Effectiveness of acupressure for residents of long-term care facilities with insomnia: a randomized controlled trial Acupressure on the Shenmen point (indexed as HT7) can improve insomnia, but there has been no longitudinal study to evaluate its efficacy for residents of long-term care facilities. No evidence from the existing literature indicates how long its efficacy can be maintained after stopping acupressure.The aim of this study was to evaluate the effectiveness of acupressure (...) on the Shenmen point for residents of long-term care facilities with insomnia.Fifty residents with insomnia in long-term care facilities were enrolled in a randomized controlled trial, with 25 participants allocated to the experimental group and 25 participants to the control group. For a 5-week period, the experimental group received standard acupressure on the HT7 points of both wrists, whereas the control group received only light touch on the same places. Insomnia was measured with the Athens Insomnia
Adult Primary Insomnia - Diagnosis to Management 1 InsomniaInsomnia Diagnosis to Management Guideline for Adult Primary Introduction • The management of primary insomnia is based on the foundation of behavioural and cognitive non-pharmacologic strategies. Pharmacologic interventions are adjunctive to the nonpharmacologic strategies. Adjunctive pharmacotherapy is used on a short-term (less than 7-14 days on a nightly basis) or intermittent (2-3 nights per week) for the sole purpose (...) of preventing an exacerbation of the primary insomnia • The patient must be an active participant in treatment process. Primary insomnia is a chronic illness that requires regular follow-up and monitoring to evaluate the patient’s response to treatment and motivation to resolve the problem • The goal of management is to provide the patient with the tools necessary to manage the chronic nature of the illness and minimize dependence on sedative medications. Non-pharmacologic Non-pharmacologic therapies

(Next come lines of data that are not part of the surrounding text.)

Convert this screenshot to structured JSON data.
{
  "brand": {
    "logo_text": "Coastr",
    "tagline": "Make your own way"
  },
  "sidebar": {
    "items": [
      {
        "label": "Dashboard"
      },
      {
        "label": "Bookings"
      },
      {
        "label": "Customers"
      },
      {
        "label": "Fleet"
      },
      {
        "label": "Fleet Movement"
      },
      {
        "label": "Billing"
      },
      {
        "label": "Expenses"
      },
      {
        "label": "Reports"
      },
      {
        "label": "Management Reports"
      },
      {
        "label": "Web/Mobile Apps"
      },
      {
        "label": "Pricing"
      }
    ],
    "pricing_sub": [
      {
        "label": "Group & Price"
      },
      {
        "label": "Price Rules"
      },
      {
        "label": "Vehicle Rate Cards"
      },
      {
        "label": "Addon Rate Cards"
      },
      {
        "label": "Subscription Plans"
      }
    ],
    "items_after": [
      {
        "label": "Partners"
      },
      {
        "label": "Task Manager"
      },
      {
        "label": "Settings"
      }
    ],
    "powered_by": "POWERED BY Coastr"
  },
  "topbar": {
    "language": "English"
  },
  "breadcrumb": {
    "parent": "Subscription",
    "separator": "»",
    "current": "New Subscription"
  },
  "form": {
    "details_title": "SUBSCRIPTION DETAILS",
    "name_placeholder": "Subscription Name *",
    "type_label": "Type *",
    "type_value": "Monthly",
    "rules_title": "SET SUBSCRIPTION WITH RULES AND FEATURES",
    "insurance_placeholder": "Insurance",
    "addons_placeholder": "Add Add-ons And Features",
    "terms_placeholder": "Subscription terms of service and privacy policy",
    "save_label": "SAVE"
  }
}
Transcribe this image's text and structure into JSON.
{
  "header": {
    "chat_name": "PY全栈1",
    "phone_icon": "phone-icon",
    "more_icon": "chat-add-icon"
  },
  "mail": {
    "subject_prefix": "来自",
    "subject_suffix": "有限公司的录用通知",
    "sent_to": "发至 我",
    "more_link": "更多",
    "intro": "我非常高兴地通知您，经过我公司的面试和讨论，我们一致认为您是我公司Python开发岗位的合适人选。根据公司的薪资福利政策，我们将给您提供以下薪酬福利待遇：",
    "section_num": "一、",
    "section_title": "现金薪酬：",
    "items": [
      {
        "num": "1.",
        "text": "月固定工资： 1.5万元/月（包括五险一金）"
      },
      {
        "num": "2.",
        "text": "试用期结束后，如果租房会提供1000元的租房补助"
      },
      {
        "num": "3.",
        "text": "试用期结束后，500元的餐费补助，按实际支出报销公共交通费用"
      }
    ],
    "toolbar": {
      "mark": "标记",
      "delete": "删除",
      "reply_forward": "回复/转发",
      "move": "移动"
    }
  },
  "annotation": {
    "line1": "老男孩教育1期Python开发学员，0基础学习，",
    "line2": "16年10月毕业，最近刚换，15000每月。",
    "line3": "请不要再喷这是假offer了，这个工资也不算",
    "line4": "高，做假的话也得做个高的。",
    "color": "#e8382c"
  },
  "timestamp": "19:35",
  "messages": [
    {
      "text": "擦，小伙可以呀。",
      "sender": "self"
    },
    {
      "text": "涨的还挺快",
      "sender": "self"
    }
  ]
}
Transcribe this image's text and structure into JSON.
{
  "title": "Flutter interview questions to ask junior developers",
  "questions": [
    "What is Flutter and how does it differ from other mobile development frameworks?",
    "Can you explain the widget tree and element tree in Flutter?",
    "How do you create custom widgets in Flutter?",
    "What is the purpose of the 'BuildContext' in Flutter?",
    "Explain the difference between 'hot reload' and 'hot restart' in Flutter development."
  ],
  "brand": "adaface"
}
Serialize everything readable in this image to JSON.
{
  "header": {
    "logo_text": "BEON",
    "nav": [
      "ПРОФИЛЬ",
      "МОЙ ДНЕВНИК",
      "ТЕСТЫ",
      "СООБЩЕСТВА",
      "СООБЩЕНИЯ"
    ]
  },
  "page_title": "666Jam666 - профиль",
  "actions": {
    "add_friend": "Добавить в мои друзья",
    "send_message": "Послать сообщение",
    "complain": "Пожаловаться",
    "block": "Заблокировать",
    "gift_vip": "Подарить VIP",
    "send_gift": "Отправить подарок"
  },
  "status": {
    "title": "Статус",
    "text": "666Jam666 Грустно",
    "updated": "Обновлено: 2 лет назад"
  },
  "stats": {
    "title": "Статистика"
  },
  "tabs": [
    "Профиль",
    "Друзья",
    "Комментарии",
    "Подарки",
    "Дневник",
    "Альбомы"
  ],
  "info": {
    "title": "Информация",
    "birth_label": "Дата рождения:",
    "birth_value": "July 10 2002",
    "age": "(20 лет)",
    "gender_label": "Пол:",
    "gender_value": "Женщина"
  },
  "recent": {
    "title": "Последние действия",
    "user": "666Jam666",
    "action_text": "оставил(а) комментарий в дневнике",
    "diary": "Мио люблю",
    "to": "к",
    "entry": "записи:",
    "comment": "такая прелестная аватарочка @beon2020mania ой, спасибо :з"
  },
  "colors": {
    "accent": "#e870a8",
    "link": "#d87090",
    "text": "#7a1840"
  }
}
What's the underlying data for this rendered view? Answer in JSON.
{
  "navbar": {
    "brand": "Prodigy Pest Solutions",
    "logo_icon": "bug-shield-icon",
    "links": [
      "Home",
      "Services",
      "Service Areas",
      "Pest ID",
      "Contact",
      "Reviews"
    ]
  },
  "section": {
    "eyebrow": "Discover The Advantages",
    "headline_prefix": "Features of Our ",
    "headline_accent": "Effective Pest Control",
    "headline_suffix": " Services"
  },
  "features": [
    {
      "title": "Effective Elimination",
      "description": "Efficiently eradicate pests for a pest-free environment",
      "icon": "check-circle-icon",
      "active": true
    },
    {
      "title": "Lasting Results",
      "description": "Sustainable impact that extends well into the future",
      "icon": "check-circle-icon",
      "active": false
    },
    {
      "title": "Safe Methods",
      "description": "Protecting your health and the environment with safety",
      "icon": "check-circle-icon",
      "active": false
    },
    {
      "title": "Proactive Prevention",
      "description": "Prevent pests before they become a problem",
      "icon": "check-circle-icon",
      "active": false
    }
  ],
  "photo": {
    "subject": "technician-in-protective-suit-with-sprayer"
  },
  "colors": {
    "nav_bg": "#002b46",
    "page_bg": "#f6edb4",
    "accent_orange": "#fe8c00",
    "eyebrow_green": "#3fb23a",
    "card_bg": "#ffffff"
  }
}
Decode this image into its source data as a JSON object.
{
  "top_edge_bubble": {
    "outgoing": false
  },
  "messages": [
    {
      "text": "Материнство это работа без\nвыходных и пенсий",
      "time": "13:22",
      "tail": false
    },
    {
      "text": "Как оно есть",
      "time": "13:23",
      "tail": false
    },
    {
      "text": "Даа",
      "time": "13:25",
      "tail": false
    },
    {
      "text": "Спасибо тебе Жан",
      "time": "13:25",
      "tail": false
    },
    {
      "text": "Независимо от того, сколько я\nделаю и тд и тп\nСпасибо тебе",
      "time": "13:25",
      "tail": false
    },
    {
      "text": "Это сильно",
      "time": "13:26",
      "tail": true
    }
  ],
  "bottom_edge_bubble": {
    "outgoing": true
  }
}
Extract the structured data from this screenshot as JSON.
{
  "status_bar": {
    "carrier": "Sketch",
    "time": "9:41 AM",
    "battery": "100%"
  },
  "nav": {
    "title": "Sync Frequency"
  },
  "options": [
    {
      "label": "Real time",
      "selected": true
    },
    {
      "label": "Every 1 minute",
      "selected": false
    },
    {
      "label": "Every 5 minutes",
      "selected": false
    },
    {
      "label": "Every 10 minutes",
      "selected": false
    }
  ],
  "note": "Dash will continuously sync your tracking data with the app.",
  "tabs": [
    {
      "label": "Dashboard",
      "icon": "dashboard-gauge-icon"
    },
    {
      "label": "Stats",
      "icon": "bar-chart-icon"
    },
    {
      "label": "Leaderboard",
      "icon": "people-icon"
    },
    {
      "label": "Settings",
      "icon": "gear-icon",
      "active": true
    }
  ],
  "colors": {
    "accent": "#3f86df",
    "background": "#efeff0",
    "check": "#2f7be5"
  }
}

Adult Insomnia - Assessment to Diagnosis 1 Guideline for Adult Introduction Acute Insomnia: 1. Duration of 4 weeks or less. 2,3,4,5 Chronic Insomnia: 2. Duration of 4 weeks or more. 2,3,4,5 Primary Sleep Disorder: 3. A primary or intrinsic sleep disorder is one that arises out of the physiological processes of sleep. Examples of primary sleep disorders are obstructive sleep apnea, restless legs syndrome, periodic limb movement disorder or parasomnias. 2 Secondary Insomnia 4. : Secondary (...) insomnia refers to difficulty initiating and/ or maintaining sleep that occurs as a result of or co-morbidly in conjunction with a medical, psychiatric or psychological process. Examples of secondary insomnia include: pain associated with rheumatoid arthritis that disrupts initiation and/or maintenance of sleep, insomnia co-morbidly associated with a major depressive episode, or insomnia associated with an acute emotional stressor. 6,7 Primary Insomnia 5. (also known as psychophysiologic insomnia (PPI